3 to repent one’s sins Blessed are the meek: for they will inherit the earth. (5:5) Resourceful
4 to give proof of humility Blessed are those who hunger and thirst for righteousness: for they will be satisfied. (5:6) Dexterous
5 to love justice Blessed are the merciful: for they will be shown mercy. (5:7) Explicit
6 to be merciful Blessed are the pure in heart: for they will see God. (5:8) Discriminating
7 to be sincere and whole­hearted Blessed are the Peacemakers: for they will be called children of God. (5:9) Persevering
8 to endure persecution Blessed are those who are persecuted for righteousness' sake: for theirs is the kingdom of heaven. (5:10) Sympathetic

The VFW logo embraces and acknowledges a continuing brotherhood of Soldiers, Sailors, Marines, Airman and Guardsman who have fought on foreign soils since antiquity and modernizes it to focus on the core tenets that are central to its American members: democracy, freedom and justice represented by the Great Seal of the United States of America and given life by the members.

Community involvement[edit]

Direct community involvement is a VFW priority, extending beyond the realm of veterans helping fellow veterans.

Annually, VFW and the Men's and Ladies Auxiliaries donate more than 13 million volunteer hours of community service.[10] VFW members mentor youth groups, help in community food kitchens, volunteer in blood drives, and visit hospitalized veterans. Others help veterans file compensation claims.

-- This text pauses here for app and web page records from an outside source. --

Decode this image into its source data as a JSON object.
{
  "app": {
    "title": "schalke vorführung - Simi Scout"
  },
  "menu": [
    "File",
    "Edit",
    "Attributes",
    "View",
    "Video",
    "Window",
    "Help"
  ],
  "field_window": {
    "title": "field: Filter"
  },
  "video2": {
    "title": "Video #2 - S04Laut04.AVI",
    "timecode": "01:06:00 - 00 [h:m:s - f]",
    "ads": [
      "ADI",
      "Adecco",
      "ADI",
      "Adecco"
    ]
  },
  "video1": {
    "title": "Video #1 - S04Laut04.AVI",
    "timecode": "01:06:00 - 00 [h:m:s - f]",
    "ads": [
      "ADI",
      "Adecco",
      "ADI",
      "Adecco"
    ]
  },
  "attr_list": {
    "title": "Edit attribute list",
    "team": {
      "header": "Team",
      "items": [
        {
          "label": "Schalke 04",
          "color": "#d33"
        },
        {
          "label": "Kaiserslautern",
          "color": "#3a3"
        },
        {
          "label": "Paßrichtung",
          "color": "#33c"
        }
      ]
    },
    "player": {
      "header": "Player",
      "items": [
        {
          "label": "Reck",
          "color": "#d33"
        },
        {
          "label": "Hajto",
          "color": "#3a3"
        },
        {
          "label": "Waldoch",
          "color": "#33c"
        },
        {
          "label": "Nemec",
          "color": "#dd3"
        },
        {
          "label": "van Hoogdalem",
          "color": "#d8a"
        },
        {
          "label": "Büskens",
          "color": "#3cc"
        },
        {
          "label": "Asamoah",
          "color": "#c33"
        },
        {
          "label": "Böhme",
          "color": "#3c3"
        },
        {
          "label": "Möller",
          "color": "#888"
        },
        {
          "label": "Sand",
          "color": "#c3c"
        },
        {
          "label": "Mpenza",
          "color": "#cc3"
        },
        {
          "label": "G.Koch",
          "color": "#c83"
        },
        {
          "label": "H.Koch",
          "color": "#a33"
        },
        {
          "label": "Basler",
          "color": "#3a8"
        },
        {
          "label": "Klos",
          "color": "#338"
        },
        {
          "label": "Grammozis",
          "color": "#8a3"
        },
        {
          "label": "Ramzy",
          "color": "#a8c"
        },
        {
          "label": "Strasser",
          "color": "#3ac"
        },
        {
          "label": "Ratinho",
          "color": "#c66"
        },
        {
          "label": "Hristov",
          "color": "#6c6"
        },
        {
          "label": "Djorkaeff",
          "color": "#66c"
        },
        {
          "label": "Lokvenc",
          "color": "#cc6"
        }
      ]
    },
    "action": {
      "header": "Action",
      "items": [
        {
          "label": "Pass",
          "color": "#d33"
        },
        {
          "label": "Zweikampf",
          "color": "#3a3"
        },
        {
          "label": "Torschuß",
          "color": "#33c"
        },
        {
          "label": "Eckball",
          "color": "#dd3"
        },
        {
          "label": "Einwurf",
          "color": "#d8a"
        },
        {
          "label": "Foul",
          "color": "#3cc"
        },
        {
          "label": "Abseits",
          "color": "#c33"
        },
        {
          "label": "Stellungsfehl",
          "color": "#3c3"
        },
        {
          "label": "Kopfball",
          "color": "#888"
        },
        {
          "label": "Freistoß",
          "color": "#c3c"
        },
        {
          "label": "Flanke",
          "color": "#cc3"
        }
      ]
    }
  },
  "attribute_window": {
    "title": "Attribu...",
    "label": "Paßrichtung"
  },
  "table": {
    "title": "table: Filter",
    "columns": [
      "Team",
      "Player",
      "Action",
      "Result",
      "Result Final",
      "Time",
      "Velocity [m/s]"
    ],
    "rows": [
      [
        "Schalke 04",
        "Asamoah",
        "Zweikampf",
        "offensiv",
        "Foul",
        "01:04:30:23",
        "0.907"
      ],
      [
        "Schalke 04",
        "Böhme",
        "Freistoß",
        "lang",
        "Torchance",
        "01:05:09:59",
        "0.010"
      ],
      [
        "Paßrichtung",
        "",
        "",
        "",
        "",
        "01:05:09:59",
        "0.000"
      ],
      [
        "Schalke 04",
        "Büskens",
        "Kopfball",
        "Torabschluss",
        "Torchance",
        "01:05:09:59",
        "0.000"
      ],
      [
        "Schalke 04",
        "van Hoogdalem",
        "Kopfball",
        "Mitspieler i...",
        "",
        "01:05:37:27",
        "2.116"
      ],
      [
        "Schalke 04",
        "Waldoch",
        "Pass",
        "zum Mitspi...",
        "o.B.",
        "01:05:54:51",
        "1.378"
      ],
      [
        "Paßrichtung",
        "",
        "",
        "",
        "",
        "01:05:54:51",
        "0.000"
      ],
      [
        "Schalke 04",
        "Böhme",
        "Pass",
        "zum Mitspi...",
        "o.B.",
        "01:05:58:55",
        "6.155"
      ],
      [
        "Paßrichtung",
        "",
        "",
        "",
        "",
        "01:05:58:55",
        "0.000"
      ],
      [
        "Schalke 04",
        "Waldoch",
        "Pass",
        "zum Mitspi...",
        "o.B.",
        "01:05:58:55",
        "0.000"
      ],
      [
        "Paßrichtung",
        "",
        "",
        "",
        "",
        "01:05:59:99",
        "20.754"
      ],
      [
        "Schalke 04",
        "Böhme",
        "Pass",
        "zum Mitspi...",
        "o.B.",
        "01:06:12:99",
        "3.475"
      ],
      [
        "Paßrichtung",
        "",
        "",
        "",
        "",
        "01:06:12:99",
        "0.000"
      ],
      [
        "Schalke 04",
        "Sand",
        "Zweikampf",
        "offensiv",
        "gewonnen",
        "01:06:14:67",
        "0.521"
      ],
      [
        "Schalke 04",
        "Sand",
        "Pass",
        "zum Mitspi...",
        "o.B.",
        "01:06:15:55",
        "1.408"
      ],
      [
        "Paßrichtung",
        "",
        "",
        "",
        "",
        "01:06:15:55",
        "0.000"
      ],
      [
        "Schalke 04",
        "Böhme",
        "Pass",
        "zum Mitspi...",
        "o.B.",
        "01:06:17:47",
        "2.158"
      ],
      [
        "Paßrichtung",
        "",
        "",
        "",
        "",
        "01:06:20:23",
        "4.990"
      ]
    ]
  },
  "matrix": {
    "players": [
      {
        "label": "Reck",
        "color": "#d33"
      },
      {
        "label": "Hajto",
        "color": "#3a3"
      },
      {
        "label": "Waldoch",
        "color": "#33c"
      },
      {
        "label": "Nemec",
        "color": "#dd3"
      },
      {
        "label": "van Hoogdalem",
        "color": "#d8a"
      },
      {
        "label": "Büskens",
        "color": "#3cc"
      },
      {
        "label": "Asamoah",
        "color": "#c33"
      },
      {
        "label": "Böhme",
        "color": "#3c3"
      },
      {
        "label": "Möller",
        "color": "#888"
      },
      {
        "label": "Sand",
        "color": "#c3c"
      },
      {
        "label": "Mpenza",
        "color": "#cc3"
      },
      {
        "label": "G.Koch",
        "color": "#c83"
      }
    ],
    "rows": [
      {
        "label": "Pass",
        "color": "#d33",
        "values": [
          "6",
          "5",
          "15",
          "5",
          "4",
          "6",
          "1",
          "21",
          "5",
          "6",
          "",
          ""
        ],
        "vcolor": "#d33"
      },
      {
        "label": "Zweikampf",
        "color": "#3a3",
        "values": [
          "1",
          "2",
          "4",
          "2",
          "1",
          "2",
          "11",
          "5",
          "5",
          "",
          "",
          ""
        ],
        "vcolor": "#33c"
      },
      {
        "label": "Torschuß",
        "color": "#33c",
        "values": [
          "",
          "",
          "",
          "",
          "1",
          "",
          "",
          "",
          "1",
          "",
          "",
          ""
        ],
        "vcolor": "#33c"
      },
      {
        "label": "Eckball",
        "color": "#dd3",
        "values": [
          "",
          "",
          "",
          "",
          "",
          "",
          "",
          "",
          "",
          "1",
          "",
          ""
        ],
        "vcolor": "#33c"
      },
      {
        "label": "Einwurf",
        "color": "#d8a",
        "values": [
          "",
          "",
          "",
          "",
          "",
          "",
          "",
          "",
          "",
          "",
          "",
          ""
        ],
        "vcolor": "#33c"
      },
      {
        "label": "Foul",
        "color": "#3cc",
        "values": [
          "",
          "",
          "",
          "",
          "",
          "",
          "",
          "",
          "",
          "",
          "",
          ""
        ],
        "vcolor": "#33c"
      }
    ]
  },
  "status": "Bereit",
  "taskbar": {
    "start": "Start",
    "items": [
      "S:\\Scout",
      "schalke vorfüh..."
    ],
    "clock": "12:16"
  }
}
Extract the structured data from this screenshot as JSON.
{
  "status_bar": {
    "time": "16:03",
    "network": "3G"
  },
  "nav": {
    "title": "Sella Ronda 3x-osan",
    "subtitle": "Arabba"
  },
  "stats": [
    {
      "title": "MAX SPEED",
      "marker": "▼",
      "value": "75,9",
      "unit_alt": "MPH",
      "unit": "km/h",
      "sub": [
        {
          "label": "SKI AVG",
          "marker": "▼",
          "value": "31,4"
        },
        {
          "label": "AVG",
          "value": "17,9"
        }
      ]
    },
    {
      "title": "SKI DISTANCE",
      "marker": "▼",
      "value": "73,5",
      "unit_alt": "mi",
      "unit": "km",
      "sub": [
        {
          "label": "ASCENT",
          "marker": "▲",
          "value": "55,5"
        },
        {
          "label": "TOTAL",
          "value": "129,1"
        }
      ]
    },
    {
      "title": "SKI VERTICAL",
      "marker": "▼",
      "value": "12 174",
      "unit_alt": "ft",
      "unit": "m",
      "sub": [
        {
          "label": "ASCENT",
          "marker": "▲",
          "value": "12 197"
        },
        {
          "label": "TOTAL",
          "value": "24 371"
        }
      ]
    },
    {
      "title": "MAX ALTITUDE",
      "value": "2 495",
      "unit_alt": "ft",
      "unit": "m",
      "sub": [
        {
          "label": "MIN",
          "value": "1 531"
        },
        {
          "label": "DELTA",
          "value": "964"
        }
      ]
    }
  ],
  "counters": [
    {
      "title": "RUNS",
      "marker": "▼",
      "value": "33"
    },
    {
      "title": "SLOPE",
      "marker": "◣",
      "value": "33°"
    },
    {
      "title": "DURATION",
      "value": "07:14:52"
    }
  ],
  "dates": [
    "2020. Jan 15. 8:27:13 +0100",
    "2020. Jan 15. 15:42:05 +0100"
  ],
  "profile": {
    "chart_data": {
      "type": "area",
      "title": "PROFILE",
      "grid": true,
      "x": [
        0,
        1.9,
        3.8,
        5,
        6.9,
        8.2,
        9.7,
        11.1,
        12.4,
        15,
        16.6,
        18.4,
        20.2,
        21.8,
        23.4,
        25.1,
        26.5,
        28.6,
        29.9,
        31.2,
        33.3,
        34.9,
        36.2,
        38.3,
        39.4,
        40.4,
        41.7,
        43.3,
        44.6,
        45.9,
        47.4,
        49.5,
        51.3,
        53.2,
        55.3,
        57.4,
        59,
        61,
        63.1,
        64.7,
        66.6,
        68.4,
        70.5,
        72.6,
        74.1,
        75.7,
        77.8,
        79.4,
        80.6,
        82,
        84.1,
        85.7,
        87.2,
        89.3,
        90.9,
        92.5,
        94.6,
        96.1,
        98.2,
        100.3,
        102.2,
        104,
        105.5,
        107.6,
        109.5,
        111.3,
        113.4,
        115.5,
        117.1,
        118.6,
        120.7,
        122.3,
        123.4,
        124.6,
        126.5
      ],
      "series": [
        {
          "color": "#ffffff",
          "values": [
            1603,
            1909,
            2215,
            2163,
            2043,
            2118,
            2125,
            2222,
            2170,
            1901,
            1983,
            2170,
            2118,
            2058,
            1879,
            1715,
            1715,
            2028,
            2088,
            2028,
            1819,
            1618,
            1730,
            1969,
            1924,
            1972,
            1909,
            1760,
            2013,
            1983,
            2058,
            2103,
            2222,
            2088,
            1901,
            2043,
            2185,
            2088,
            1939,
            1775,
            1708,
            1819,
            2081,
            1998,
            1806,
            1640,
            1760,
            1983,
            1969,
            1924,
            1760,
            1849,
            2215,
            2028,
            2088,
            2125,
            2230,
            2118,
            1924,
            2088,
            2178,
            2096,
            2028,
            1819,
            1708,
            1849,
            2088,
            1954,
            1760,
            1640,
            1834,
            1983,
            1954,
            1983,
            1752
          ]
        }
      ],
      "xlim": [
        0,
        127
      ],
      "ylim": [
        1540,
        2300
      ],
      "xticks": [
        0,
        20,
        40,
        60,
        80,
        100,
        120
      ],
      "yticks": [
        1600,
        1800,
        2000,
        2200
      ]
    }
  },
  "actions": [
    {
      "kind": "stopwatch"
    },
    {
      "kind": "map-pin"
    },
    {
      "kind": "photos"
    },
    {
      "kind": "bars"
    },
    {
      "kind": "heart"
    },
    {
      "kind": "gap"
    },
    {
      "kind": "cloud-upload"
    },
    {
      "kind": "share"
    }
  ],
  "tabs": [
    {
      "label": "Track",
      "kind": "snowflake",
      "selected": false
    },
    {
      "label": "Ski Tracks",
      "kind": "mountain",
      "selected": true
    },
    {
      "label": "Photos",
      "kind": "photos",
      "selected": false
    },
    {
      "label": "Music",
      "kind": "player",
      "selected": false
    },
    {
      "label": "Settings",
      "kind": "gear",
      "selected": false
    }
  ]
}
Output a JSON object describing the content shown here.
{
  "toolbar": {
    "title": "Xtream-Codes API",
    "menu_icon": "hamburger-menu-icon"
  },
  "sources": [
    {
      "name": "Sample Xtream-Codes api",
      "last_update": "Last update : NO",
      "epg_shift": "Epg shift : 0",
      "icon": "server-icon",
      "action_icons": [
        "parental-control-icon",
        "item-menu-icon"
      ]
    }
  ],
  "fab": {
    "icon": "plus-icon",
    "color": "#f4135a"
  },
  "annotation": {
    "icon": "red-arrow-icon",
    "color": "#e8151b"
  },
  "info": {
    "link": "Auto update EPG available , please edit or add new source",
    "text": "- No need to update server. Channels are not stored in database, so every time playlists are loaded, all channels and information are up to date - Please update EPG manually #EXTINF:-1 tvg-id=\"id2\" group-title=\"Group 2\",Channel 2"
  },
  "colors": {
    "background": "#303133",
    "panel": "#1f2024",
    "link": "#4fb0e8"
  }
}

VFW's Community Service programs are designed to encourage community service and increase civic pride, which ultimately enhances education, improves the environment, and ensures the availability of health services for veterans.

VFW's Citizenship Education program is designed to stimulate interest in America's history and traditions and to promote citizenship, civic responsibility, and patriotism.

VFW's Youth Scholarship programs provide more than $3.5 million in scholarships to our nation's youth. They include Voice of Democracy, Patriot's Pen youth essay contest, and Scout of the Year.

The VFW's partnership with the Boy Scouts of America includes sponsoring more than 1,200 Scouting units with 40,000 members across the nation.

VFW's Safety Program encourages VFW Posts and Auxiliaries to conduct programs in home, auto, and bicycle safety, as well as programs dealing with drug awareness and substance abuse.

The VFW National Home for Children is a community development in a family-like environment that is home to orphaned or single parent children of VFW or Ladies Auxiliary members. The home, which was established in 1925 on 160 acres (0.65 km2) in Eaton Rapids, Michigan, emphasizes the values of education, good work habits, and sound moral character.

See also[edit]

External links[edit]

References[edit]

  1. ^ "VFW Eligibility Information" (PDF). VFW. October 2005. Retrieved 2006-11-04. 
  2. ^ "Presidents". Vfwhawaii.org. Retrieved 2013-07-10. 
  3. ^ a b "VFW At A Glance" (PDF). VFW. 2004-09-02. Retrieved 2006-11-04. 
  4. ^ "Legislative Victories" (PDF). VFW. 2004-09-02. Retrieved 2006-11-04. 
  5. ^ "Services to Veterans" (PDF). VFW. 2004-09-02. Retrieved 2006-11-04. 
  6. ^ Veterans of Foreign Wars. VFW (2011-09-01). Retrieved on 2011-11-13.
  7. ^ VFW National Military Services – Operation Uplink, Unmet Needs, Military Assistance Program. Vfw.org. Retrieved on 2011-03-13.
  8. ^ National Veterans Service NVS Assistance from. the VFW. Retrieved on 2011-03-13.
  9. ^ "The St. John Cross". St. John Ambulance Service. Retrieved 2010-07-18. 
  10. ^ Veterans of Foreign Wars. VFW. Retrieved on 2011-03-13.